Imagine you are working on a project based upon a traditional 3 layered architecture, in which the layers are named presentation, business and integration. Of course, you want each layer to be independant of all the other layers and so you want to produce one artifact for each one. Following the Maven norm, you will need to have one project for each layer. Hence, your setup should look like this :
So to compile your presentation project, you would first need to compile the business project. But wait, the business project depends upon the integration project so it should be compiled first. Ok, let's recapitulate. So to compile your presentation project, you would need to type the following commands (we assume the projects have been put in a common root directory):
/root_directory$/ cd integration
Few! 8 lines just to compile! I thought Maven was simple. Of course, Maven offers a solution to this problem in the form of a multi-modules project.
A multi-modules project is a very particular type of project - it doesn't produce any artifact and is composed of several other projects known as modules. When you run a command on the project, it will execute it on all of its children projects. Even better, Maven is able, through its reactor component (don't worry about it for now), to discover the correct execution order and to detect circular dependencies. So let's apply this solution to the last example. Your project should have the following structure at the end of this lesson:
First, create a new directory named after your project, something like myproject (original isn't it?). Now let's write the pom file for your multi-modules project:
As you can see, there is nothing very complex in this pom file. It is a normal parent project's pom file, which was introduced in the lesson [todo : link]. Only, this time there is something new: the modules section. The modules section allows you to declare the child modules of a parent project, hence the name multi-modules project. Modules are regular Maven projects which must be located under a subdirectory so the parent project can retrieve them easily.
Maven doesn't force you to place your modules at a specific location. You can put them wherever you want as long as they are under the parent project's directory and their paths are declared correctly in the modules section (for instance, modules/presentation). However, there is no point in not placing them directly under your parent project unless you really need to because of some external constraints.

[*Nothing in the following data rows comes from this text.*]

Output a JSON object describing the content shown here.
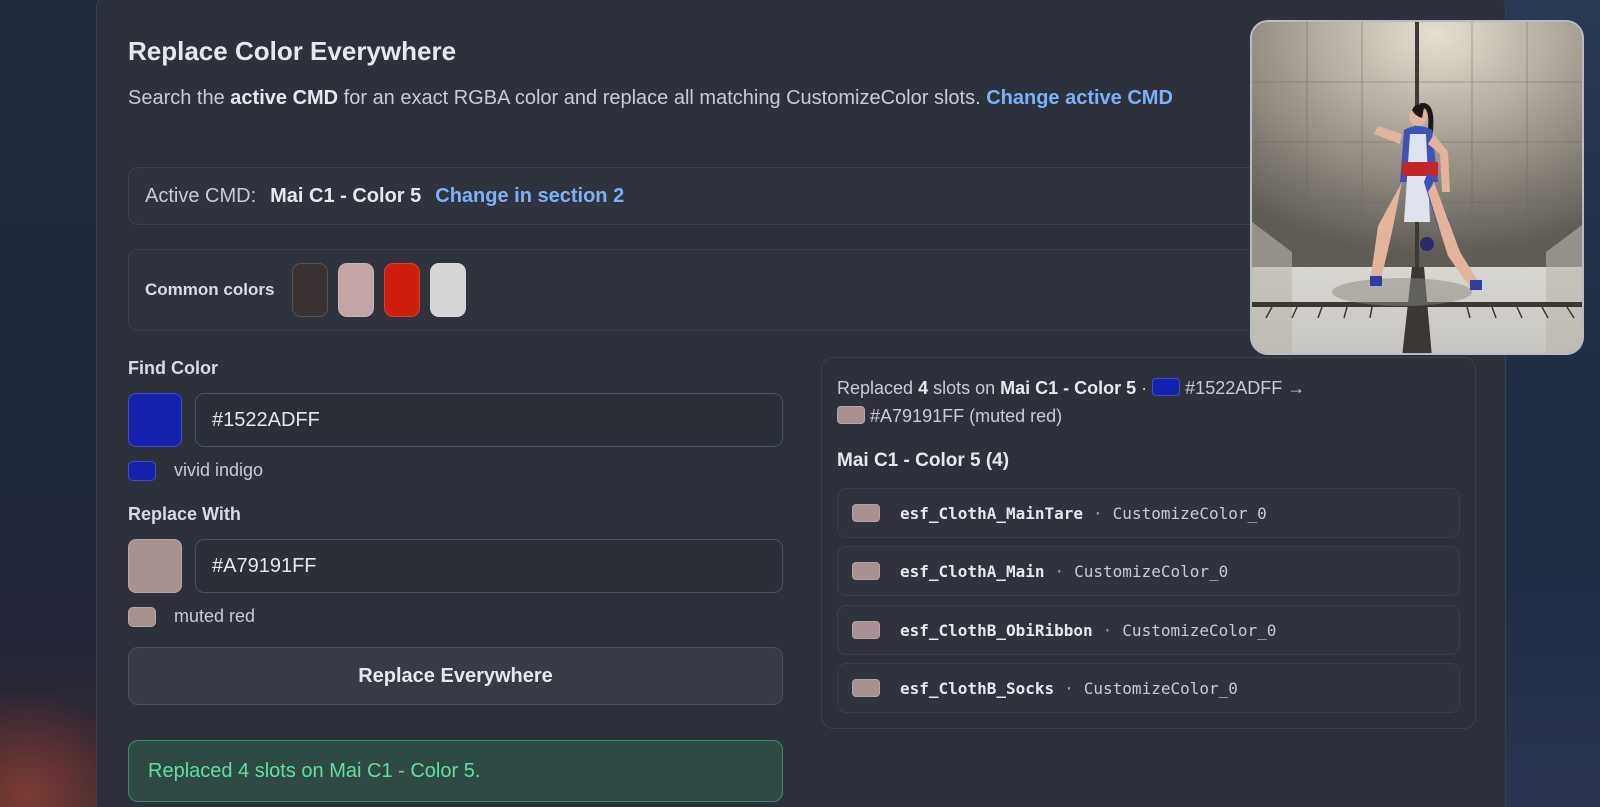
{
  "header": {
    "title": "Replace Color Everywhere",
    "desc_pre": "Search the ",
    "desc_bold": "active CMD",
    "desc_post": " for an exact RGBA color and replace all matching CustomizeColor slots. ",
    "desc_link": "Change active CMD"
  },
  "active": {
    "label": "Active CMD:",
    "cmd_name": "Mai C1 - Color 5",
    "link": "Change in section 2"
  },
  "common": {
    "label": "Common colors",
    "colors": [
      "#3a3232",
      "#c4a5a5",
      "#d01e0e",
      "#d4d4d4"
    ]
  },
  "find": {
    "label": "Find Color",
    "value": "#1522ADFF",
    "swatch": "#1522ad",
    "name": "vivid indigo"
  },
  "replace": {
    "label": "Replace With",
    "value": "#A79191FF",
    "swatch": "#a79191",
    "name": "muted red",
    "button": "Replace Everywhere"
  },
  "status": {
    "message": "Replaced 4 slots on Mai C1 - Color 5."
  },
  "results": {
    "summary_pre": "Replaced ",
    "summary_count": "4",
    "summary_mid": " slots on ",
    "summary_cmd": "Mai C1 - Color 5",
    "summary_dot": " · ",
    "from_hex": "#1522ADFF",
    "arrow": " →",
    "to_hex": "#A79191FF (muted red)",
    "group_title": "Mai C1 - Color 5 (4)",
    "separator": "·",
    "rows": [
      {
        "name": "esf_ClothA_MainTare",
        "slot": "CustomizeColor_0"
      },
      {
        "name": "esf_ClothA_Main",
        "slot": "CustomizeColor_0"
      },
      {
        "name": "esf_ClothB_ObiRibbon",
        "slot": "CustomizeColor_0"
      },
      {
        "name": "esf_ClothB_Socks",
        "slot": "CustomizeColor_0"
      }
    ]
  },
  "preview": {
    "icon": "character-preview-image"
  }
}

Next, create the following subdirectories and the pom.xml files that go with them [todo : explains the directory name restriction]:
Now let's fill the presentation project's pom file: